Red Candle Games, the studio behind psychological horror games like Detention and Devotion, has announced its next title, Nine Sols, in a big departure from its usual style. The new game will be a “2D action platformer with Sekiro-inspired deflection-focused combat,” according to the developer, and the game seems to have a beautiful hand-drawn aesthetic.
Ubisoft is working on a remake of the original Splinter Cell, a 2002 stealth game that I loved as a child (despite the problematic plot, obviously) but would absolutely not have the patience for these days. The game will be remade using Ubisoft’s Snowdrop engine but no further details have been announced. If you’ve got a spare ten minutes, you can watch Ubisoft’s retrospective below, where they announce the remake and take a look back at the original game.
Square Enix has come under fire for comments made by Forspoken performance director, Tom Keegan, about the upcoming game’s Black protagonist, including that she has a “hip-hoppy kind of walk.” (Yikes.) Keegan, along with lead writers Allison Rymer and Todd Stashwick, were criticised for perpetuating anti-Black stereotypes with their remarks at a recent preview session for the game. Attendees to the session also noted a lack of Black developers present. Square Enix have responded to the criticism, highlighting the involvement of lead actor Ella Balinska in the creative process. They also mentioned working with “a number of consultants from BIPOC backgrounds” and that the “supporting cast also features several women of colour,” both admirable moves but not ones that specifically address concerns about the involvement of Black consultants, developers, writers, and other members of the team.

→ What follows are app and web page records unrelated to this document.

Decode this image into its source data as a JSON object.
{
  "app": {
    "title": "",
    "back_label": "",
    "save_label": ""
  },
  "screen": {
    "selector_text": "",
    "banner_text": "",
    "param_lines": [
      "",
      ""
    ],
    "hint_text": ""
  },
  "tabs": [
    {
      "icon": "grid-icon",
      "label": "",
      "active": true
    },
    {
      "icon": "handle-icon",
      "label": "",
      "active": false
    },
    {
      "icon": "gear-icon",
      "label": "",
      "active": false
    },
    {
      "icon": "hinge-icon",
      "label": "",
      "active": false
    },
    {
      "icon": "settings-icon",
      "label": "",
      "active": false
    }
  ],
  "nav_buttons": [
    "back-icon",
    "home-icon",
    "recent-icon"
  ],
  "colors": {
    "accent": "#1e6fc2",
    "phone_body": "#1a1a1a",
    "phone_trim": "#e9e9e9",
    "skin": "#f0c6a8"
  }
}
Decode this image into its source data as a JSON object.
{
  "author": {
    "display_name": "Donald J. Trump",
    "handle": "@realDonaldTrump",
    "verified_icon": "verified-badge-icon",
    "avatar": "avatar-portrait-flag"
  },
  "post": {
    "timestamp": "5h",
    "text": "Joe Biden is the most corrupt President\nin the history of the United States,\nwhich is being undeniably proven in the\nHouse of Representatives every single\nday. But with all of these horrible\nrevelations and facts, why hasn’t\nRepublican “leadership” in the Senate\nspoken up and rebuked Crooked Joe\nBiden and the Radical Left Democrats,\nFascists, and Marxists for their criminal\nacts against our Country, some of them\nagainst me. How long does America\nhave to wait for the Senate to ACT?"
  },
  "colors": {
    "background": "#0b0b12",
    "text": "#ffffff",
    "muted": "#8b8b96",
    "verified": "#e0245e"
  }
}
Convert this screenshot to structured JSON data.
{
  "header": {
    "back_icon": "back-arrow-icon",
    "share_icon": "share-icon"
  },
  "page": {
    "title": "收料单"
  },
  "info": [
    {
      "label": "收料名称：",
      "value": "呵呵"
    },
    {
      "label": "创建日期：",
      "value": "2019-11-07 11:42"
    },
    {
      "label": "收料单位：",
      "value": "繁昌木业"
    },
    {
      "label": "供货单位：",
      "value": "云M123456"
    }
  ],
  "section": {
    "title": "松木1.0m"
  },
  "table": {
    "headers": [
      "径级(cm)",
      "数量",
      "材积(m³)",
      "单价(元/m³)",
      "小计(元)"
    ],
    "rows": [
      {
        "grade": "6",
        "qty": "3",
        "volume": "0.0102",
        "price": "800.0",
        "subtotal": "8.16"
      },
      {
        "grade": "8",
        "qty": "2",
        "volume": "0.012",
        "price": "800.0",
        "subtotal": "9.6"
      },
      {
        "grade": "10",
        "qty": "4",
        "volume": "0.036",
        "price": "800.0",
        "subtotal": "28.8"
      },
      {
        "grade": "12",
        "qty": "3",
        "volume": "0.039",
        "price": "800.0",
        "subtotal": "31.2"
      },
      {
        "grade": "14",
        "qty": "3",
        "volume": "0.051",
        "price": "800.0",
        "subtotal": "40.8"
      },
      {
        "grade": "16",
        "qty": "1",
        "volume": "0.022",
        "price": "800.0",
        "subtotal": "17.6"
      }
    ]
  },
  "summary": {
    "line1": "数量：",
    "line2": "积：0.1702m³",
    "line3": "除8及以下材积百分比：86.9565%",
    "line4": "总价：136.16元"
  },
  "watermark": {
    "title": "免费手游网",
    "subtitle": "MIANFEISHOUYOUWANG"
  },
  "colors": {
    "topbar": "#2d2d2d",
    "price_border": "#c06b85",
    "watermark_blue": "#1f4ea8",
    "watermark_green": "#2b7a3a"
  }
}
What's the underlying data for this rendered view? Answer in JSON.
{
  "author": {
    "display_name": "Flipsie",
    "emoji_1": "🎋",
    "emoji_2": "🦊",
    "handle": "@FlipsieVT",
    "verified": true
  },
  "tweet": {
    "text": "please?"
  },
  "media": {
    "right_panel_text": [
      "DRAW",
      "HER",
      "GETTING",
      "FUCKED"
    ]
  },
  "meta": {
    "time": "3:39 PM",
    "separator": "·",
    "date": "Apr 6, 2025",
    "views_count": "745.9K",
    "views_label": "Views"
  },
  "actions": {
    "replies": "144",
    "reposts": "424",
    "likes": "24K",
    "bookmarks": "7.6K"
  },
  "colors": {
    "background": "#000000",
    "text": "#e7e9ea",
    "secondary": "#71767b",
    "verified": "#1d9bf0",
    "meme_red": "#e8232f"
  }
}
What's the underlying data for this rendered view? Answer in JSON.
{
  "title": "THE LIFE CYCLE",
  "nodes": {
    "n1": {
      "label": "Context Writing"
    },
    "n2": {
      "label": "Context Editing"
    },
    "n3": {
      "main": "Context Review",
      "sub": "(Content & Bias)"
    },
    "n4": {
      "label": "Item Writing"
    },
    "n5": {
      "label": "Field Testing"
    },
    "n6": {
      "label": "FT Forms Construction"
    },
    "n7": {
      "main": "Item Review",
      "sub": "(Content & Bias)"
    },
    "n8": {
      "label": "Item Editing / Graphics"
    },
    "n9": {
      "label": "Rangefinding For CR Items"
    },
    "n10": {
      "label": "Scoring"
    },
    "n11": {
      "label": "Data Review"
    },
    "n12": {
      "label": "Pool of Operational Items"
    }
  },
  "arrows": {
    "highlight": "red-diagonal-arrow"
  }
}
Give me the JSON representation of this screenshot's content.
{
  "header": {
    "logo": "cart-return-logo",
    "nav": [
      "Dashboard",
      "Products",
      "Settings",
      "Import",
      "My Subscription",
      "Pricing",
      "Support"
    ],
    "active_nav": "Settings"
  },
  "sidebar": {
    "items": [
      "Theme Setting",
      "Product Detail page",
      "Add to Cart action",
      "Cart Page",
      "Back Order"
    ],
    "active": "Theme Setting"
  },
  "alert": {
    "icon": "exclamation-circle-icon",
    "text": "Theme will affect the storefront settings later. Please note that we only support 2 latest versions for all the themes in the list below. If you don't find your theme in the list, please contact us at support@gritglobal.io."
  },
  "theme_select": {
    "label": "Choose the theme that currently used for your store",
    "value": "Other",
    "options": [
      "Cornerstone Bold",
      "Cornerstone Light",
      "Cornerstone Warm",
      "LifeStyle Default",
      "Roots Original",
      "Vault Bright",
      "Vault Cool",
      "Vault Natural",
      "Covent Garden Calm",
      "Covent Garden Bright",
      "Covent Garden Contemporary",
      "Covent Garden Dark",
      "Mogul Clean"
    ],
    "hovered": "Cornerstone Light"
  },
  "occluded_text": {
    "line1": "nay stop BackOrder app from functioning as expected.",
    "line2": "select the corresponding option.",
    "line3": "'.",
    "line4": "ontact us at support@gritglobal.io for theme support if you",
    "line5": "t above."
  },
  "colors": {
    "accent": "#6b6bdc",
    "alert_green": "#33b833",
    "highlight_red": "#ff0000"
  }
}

Hades has become the first video game to win a Hugo Award, a literary prize for science fiction and fantasy. As there is not currently a “Best Video Game” category, a one-off category was created this year, with a permanent award being considered.
Finally, in pleasant news, Keanu Reeves confirmed that he did not play Cyberpunk 2077 (and also that he’s totally cool if people want to have virtual sex with his in-game avatar). Keanu stated that he didn’t play the game in a (now meme-ified) video interview with The Verge, directly contradicting CD Projekt Red CEO, Adam Kiciński, who told investors that Reeves played the game and “loved it” in late 2020. Am I taking petty glee from this? You know it. If you haven’t seen the full interview with Keanu Reeves and Carrie-Ann Moss, I would highly recommend watching it below.